Collection entries:
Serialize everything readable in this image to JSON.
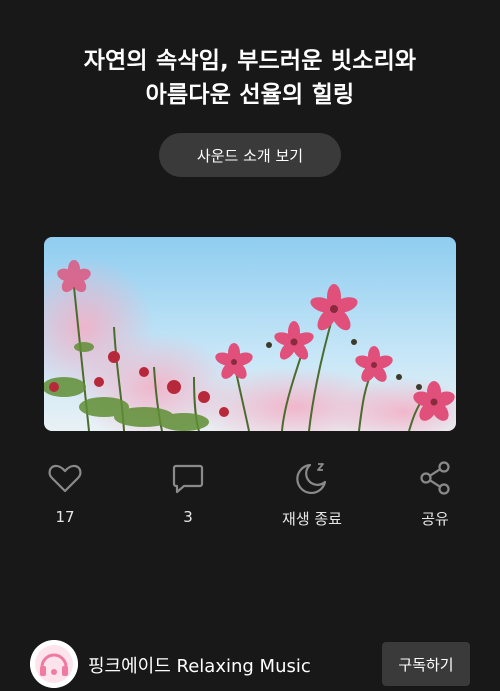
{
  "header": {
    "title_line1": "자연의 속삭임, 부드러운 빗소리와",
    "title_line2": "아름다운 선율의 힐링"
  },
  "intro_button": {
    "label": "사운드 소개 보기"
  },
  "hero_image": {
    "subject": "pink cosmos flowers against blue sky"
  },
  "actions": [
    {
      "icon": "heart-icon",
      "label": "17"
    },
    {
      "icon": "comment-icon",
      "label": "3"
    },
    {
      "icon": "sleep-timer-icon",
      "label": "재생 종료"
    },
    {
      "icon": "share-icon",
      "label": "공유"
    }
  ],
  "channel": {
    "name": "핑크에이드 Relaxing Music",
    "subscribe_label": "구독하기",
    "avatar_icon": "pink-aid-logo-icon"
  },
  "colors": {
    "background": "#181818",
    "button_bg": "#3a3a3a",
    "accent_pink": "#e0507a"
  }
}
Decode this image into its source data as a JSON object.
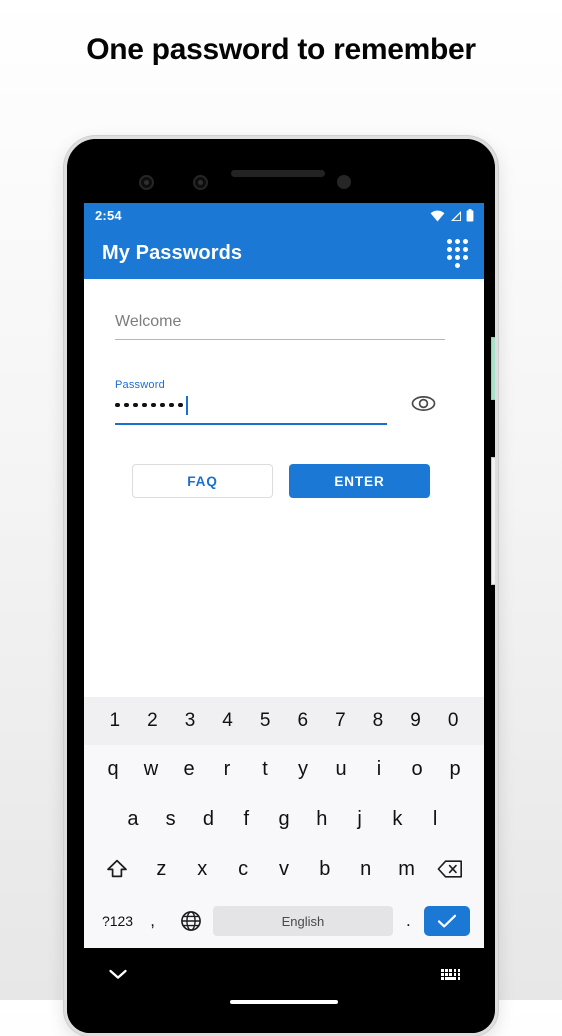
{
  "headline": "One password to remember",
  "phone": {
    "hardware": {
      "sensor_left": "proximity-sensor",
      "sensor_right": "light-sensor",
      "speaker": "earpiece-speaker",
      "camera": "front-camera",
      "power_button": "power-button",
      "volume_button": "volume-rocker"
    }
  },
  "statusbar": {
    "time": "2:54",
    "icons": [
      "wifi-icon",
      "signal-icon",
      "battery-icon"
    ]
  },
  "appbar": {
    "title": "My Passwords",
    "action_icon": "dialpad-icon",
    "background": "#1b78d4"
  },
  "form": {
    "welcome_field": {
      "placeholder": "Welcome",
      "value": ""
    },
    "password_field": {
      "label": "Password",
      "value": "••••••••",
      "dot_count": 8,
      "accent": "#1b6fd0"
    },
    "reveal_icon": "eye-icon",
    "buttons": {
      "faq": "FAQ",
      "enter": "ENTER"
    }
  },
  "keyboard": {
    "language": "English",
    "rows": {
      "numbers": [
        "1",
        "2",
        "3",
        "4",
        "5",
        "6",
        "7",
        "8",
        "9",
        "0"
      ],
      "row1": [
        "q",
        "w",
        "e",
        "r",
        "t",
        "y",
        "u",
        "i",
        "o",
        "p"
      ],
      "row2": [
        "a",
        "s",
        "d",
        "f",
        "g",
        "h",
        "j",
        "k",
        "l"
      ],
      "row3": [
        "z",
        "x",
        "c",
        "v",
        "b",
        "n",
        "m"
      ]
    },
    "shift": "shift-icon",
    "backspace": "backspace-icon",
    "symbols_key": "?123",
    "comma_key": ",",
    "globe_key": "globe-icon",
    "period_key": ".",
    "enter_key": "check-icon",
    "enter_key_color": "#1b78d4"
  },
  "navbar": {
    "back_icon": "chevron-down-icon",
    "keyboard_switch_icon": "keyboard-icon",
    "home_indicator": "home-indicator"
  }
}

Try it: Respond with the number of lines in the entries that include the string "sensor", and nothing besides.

Exercise output: 2